Episode 1.35: How to Train Your DrAIgon (for good, not for bad)

In recent news, Andy and Dave discuss a recent Brookings report on the view of AI and robots based on internet search data; a Chatham House report on AI anticipates disruption; Microsoft computes the future with its vision and principles on AI; the first major AI patent filings from DeepMind are revealed; biomimicry returns, with IBM using "analog" synapses to improve neural net implementation, and Stanford U researchers develop an artificial sensory nervous system; and Berkley Deep Drive provides the largest self-driving car dataset for free public download. Next, the topic of "hard exploration games with sparse rewards" returns, with a Deep Curiosity Search approach from the University of Wyoming, where the AI gets more freedom and reward from exploring ("curiosity") than from performing tasks as dictated by the researchers.
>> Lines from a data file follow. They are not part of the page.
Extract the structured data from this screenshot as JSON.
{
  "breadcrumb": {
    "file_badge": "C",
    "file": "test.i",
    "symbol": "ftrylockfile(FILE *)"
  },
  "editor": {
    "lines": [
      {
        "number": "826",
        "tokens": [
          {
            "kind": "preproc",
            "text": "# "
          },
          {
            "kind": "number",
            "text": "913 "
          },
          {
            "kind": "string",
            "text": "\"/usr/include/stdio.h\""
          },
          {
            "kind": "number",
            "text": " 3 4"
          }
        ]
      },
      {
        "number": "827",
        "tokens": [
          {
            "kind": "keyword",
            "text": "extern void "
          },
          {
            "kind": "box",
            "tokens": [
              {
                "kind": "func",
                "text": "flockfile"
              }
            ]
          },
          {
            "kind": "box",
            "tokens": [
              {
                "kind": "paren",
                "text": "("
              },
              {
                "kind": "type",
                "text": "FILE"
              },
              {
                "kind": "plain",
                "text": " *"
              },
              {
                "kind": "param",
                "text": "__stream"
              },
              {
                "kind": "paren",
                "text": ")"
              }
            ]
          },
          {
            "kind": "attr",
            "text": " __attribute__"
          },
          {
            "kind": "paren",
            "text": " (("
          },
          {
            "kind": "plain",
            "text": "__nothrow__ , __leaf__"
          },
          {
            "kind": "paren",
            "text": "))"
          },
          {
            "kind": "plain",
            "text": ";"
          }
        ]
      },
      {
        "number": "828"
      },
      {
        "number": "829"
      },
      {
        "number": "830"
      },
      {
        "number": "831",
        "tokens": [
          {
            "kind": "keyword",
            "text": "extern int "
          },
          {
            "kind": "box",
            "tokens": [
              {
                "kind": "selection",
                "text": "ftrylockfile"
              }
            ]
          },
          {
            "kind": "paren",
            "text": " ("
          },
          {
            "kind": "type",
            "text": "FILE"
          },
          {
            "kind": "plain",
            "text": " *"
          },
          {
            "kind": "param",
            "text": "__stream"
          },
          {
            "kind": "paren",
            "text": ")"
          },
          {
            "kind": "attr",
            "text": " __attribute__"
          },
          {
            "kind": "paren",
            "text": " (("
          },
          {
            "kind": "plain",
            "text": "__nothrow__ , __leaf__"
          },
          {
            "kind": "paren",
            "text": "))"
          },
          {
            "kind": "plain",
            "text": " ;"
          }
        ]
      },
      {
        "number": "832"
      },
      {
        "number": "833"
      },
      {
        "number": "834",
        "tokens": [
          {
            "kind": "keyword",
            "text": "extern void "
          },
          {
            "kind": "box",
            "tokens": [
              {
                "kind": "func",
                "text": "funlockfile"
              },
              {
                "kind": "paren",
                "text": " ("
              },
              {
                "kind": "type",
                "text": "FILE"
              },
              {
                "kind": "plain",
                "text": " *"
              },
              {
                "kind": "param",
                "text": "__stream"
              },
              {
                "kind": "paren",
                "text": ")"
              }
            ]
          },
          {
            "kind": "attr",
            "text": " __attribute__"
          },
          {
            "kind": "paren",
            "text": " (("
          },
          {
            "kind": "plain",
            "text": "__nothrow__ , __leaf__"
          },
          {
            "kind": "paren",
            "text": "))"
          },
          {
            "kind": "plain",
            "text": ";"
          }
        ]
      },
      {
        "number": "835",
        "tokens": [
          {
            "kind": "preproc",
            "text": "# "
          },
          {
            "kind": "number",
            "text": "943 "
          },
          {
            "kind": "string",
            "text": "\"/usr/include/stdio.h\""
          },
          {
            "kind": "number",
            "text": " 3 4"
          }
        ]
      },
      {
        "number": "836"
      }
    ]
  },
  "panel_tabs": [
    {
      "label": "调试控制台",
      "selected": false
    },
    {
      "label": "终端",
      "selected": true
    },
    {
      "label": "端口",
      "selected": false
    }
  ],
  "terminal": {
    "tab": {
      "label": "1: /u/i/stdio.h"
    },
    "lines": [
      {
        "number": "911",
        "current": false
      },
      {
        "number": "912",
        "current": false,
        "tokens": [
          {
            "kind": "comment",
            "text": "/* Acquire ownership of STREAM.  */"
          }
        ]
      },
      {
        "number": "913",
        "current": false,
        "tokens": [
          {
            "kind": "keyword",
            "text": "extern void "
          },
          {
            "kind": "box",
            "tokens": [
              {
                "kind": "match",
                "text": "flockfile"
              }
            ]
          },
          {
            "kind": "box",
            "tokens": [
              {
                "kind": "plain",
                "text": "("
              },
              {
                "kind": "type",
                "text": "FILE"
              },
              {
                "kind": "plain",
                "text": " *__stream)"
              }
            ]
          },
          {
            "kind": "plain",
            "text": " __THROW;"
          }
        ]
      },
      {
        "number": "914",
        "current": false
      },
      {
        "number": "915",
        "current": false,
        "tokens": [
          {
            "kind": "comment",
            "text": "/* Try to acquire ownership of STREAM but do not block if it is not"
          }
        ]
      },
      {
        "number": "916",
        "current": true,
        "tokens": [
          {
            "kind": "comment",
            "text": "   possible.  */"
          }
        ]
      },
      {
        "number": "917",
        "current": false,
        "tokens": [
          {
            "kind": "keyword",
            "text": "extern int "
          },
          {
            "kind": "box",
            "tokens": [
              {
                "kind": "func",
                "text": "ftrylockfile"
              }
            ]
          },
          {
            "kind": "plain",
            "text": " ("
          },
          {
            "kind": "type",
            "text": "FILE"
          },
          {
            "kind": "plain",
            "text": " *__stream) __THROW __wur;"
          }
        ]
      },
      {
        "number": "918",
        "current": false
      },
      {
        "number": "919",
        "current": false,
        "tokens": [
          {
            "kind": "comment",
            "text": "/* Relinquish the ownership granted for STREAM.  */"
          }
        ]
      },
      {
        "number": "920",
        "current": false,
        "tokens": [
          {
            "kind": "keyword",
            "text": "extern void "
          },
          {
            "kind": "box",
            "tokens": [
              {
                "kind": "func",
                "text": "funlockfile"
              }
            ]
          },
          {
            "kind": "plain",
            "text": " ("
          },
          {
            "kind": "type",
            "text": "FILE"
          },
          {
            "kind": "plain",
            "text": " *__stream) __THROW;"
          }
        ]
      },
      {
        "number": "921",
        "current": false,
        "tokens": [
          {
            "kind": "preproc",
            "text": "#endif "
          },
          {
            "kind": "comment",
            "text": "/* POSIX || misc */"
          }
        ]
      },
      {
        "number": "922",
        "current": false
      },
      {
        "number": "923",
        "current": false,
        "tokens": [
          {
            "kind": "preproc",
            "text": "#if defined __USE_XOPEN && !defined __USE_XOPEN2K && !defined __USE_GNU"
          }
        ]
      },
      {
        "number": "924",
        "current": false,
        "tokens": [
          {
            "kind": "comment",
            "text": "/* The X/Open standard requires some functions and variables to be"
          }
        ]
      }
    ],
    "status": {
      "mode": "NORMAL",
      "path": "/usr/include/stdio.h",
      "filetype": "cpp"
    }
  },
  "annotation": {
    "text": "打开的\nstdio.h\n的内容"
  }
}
From Cognition Expo 18, work from Martinez-Plumed attempts to "Forecast AI," but largely highlights the challenges in making comparisons due to the neglected, or un-reported, aspects of developments, such as the data, human oversight, computing cycles, and much more. From the Google AI Blog, researchers improve deep learning performance by finding and describing the transformation policies of the data and using that information to increase the amount and diversity of the training dataset. Then, Andy and Dave discuss attempts to use drone surveillance to identify violent individuals (for good reasons only, not for bad ones). And in a more sporty application, "AI enthusiast" Chintan Trivedi describes his efforts to train a bot to play a soccer video game, by observing his playing. Finally, Andy recommends an NSF workshop report, a book on AI: Foundations of Computational Agents, Permutation City, and over 100 video hours of the CogX 2018 conference.

CNA Office of Communications

John Stimpson, Communications Associate